Janice Wood created a sweet cross-stitch heart, which incorporates traditional Quaker sampler motifs with an alphabet on one side of the heart and the date and recipient’s initials on the reverse. Download this free pattern from PieceWork. —Editor

Medallion samplers, with whole medallions in the center and half and quarter medallions on the borders and corners, were one of three distinct types of samplers stitched at Quaker schools in England and America during the seventeenth century. The motifs were thought to have been used to teach mathematics, and the samplers usually were stitched in monochromatic or somber colors.

cross-stitch heart

The reverse of Janice Wood’s heart to cross-stitch with Quaker motifs.

This small heart pillow was designed using traditional Quaker sampler motifs and variegated cherry red thread to give it an aged appearance. A traditional sampler alphabet appears on one side with the date and recipient’s initials on the reverse side.

cross-stitch heart
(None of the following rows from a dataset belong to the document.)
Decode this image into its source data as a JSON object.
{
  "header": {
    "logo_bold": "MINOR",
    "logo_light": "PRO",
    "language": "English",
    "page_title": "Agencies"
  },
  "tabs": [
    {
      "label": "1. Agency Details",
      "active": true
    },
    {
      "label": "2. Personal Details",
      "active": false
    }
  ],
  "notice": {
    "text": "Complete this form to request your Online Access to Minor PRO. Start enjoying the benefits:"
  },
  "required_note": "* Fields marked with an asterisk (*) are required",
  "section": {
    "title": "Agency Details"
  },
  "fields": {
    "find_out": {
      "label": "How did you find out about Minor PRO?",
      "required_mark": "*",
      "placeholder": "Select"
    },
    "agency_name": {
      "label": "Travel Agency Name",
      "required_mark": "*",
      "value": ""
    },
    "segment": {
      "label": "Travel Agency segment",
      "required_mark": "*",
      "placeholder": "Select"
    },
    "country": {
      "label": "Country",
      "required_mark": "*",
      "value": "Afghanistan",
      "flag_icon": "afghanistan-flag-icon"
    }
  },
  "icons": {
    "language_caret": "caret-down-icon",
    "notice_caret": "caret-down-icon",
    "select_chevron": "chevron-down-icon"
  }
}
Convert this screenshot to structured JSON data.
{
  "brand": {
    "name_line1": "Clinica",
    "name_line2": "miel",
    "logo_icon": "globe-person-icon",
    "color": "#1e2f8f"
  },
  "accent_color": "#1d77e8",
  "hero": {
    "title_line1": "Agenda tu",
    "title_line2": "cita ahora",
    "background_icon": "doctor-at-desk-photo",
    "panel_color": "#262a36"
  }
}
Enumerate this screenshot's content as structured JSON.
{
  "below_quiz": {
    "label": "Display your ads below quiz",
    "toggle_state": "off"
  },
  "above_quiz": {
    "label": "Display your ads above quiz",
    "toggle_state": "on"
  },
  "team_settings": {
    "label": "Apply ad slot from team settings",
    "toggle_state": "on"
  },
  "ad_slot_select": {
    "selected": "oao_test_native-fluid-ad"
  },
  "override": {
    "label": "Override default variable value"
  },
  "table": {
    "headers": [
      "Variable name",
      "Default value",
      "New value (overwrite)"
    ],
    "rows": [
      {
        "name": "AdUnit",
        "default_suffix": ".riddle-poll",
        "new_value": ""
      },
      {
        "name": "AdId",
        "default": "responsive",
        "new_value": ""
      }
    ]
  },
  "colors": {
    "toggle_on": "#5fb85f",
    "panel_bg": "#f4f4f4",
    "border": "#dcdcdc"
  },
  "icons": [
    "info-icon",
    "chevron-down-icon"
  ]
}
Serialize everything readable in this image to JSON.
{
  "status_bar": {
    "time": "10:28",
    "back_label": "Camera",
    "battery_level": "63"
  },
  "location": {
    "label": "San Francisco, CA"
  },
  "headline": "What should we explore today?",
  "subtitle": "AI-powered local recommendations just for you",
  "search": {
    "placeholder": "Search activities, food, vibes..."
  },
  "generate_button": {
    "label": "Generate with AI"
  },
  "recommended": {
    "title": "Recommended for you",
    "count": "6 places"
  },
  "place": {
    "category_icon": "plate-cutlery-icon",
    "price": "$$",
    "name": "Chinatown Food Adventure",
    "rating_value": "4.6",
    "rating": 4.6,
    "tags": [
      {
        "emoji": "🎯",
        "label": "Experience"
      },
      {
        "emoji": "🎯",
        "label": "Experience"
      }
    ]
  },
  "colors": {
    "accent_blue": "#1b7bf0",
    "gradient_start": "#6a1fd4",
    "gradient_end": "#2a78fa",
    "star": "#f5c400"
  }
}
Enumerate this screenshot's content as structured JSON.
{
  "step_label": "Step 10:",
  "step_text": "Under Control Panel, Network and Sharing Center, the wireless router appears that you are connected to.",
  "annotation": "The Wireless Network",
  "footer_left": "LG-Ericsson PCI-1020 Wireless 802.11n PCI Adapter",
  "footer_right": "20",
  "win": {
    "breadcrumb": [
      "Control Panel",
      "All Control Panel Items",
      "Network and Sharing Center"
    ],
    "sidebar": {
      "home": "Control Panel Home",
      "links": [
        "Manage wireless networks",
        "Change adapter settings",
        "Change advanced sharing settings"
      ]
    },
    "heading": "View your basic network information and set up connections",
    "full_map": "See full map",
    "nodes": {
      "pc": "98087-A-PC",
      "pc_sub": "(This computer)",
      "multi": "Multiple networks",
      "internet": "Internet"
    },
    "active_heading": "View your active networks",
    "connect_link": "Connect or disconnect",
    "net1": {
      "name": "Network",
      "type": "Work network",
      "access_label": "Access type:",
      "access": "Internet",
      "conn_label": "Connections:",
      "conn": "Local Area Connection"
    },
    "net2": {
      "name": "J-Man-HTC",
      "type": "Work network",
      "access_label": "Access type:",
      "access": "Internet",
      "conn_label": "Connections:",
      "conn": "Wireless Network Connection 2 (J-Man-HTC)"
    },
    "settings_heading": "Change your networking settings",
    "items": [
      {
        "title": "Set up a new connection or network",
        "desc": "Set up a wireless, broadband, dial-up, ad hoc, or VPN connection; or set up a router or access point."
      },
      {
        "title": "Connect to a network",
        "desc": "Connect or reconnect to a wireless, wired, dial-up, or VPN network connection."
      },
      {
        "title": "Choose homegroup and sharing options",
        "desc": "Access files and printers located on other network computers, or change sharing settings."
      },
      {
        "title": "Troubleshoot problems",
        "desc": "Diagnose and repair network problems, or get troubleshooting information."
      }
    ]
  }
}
The front of Janice Wood’s heart to cross-stitch with Quaker motifs.

Pattern Details

Charles Craft Irish Linen Evenweave, 32-count 100% linen fabric, #IL-9326-2514-BX Cream, 9 x 9 inches (22.9 x 22.9 cm), 2 pieces
The Gentle Art Sampler Threads, 100% cotton 6-strand thread, 5 yards (4.6 m)/skein, 1 skein of Cherry Wine
DMC Pearl Cotton, 100% cotton thread, size 8, 87.5 yards (80 m)/ball, 1 ball of #644 Medium Beige Gray
John James Needles, tapestry size 24 (affiliate link) and sharps size 8
Sewing thread, white
Embroidery hoop, 7 inches (affiliate link) (17.8 cm) in diameter
Pellon fleece, white, 5 x 10 inches (12.7 x 25.4 cm), 1 piece
Tracing paper, 5 x 5 inches (12.7 x 12.7 cm), 1 piece
Fiberfill (affiliate link)

Finished size: 4 x 4¼ inches (10.2 x 10.8 cm)

—Janice Wood

Janice Wood has been stitching since age eight and has been designing and teaching needlework for over twenty years. She especially enjoys samplers and the history of decorative arts.

Posted February 13, 2014. Updated February 1, 2019.

Learn about cross-stitch and more in PieceWork!

Post a Comment